The intent of is to create a safe space to share insight and experiences of our work within the whole continuum of reproductive health care. This site also serves to build community within the radical doula movement, embracing the diversity of our own personal identities as doulas and reproductive health advocates.

Let’s get this radical doula party started!  Check out the website, and consider doing the following:

1) Post about yourself in the ‘Introductions’ forum
2) Add yourself to the ‘Member Map’
3) Upload Photos & Videos – of your amazing birth experience, you with clients, your volunteer doula group doing a training, etc.
4) Comment on or add a Blog Post
5) MOST IMPORTANTLY, Participate in a few discussions in the Forums, or post a couple new ones, etc.  This is where the real action is!
6) Join or start a Group
7) Add Events

Please disseminate this announcement far & wide!  Forward, re-post, blog about it, and join us on Facebook.

FSDN’s current sponsor is Confluence Media Collective, an independent radical publisher.  We need more sponsors!  For a $30 donation, sponsors have their ad/logo and link placed on the site for a month.  Please consider sponsoring this fantastic community resource.

Falling for ‘The L Word’

Please don’t tell my boss, my partner, my professors, or anyone else for that matter, but in the past week I’ve watched a season and a half of The L Word.
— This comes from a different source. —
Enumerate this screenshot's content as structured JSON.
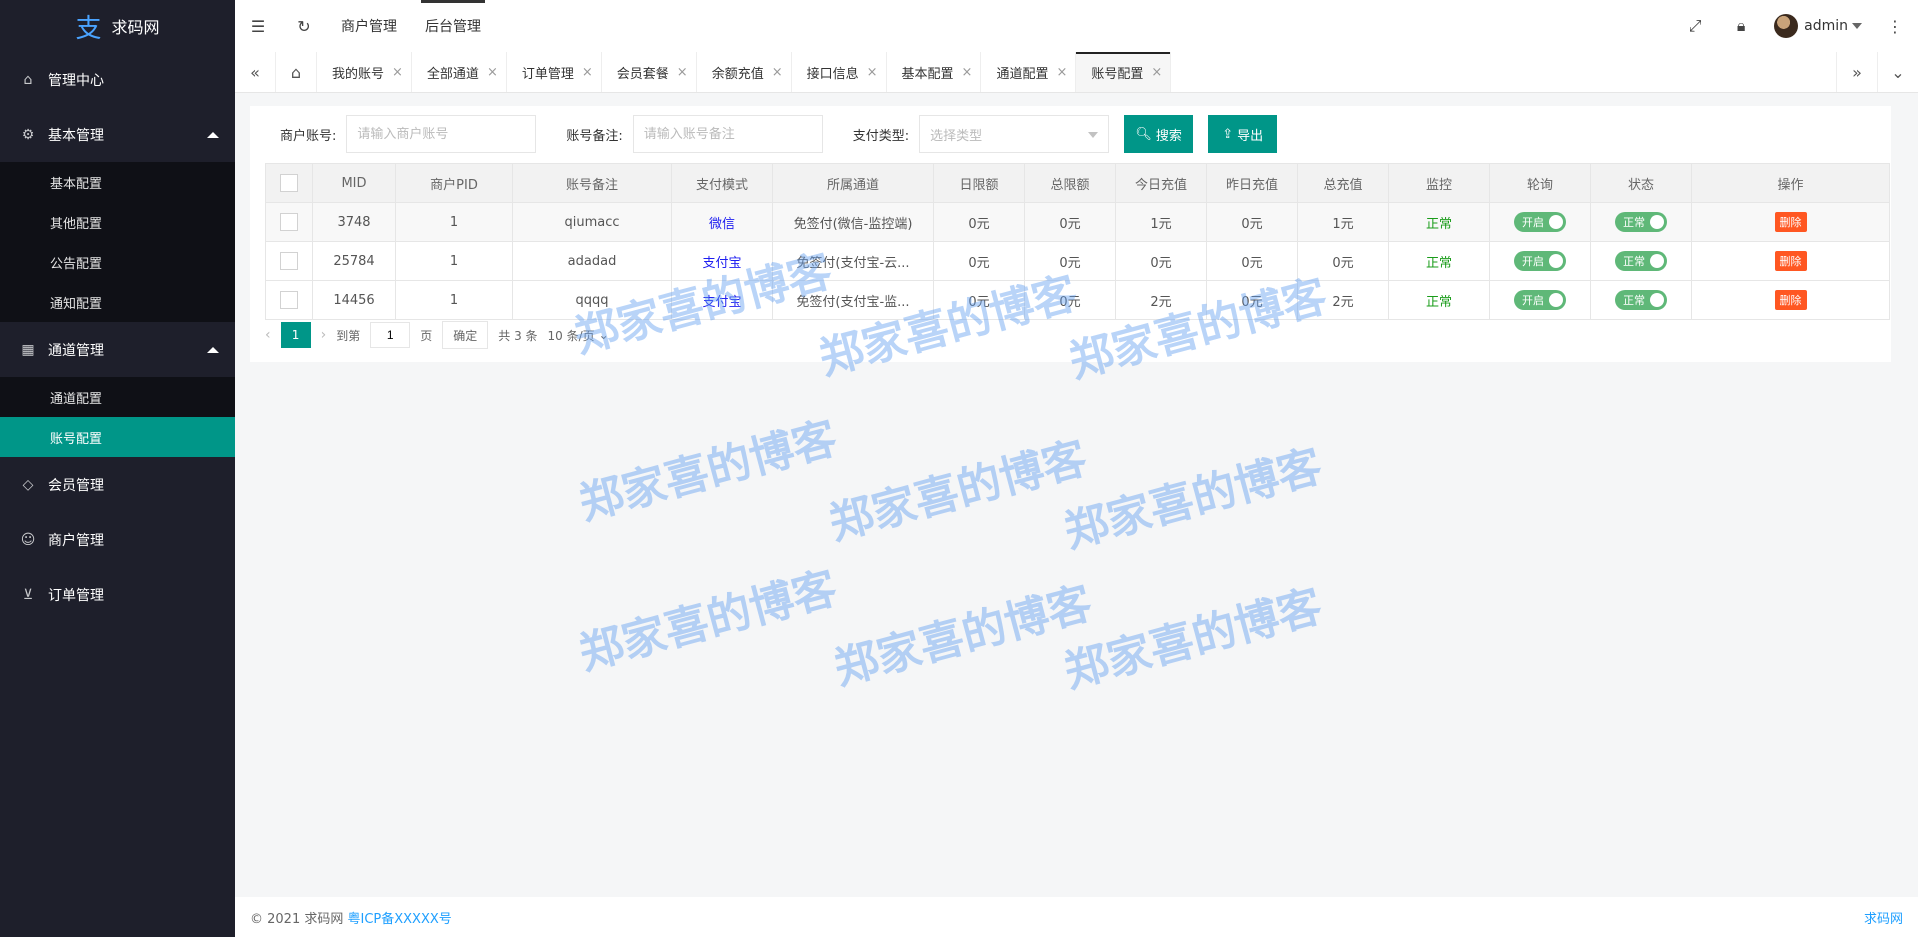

And I think I’m in love.

Where in the world can you listen to three full minutes of women throwing back & forth different names for the cunt on a major television network?  The very end of episode 1, season 3, that’s where.

And yes, I am full aware of the pettiness of this post, and the obnoxious, disgusting privilege of the women in this show.  But I’m also stricken by how good it feels to watch nine lesbians just be out there in the world as beautiful, hip, successful, socially acceptable AND socially rejected women. 

I love knowing that my father could be flipping through the channels and might happen to end up on this show without realizing it.  I love that there are young queer girls in their bedrooms somewhere out there in the Midwest studying this show as an introduction to their own sexuality.

I clearly missed the boat when this show came out in 2004, seeing as I’ve never had cable or satellite in my life.  But now I can watch all the L Word I want on Netflix.  A blessing for me, but probably not so much for my boss or my partner.  Remember, folks, there are only six seasons, so the marathon will be over soon.

Rape Condom: Oppressive to Women?

I never thought I’d see the day when a female condom with teeth would be marketed as an anti-rape device.

The day is here, and it’s inspiring!  Inspiring and…concerning?

Critics of the Rape-aXe condom are concerned about placing the burden of rape prevention on women, as well as the risk of the attacker using increased violence in response to the condom. 

It’s also a form of “enslavement,” said Victoria Kajja, a fellow for the Centers for Disease Control and Prevention in the east African country of Uganda. “The fears surrounding the victim, the act of wearing the condom in anticipation of being assaulted all represent enslavement that no woman should be subjected to.” Continue reading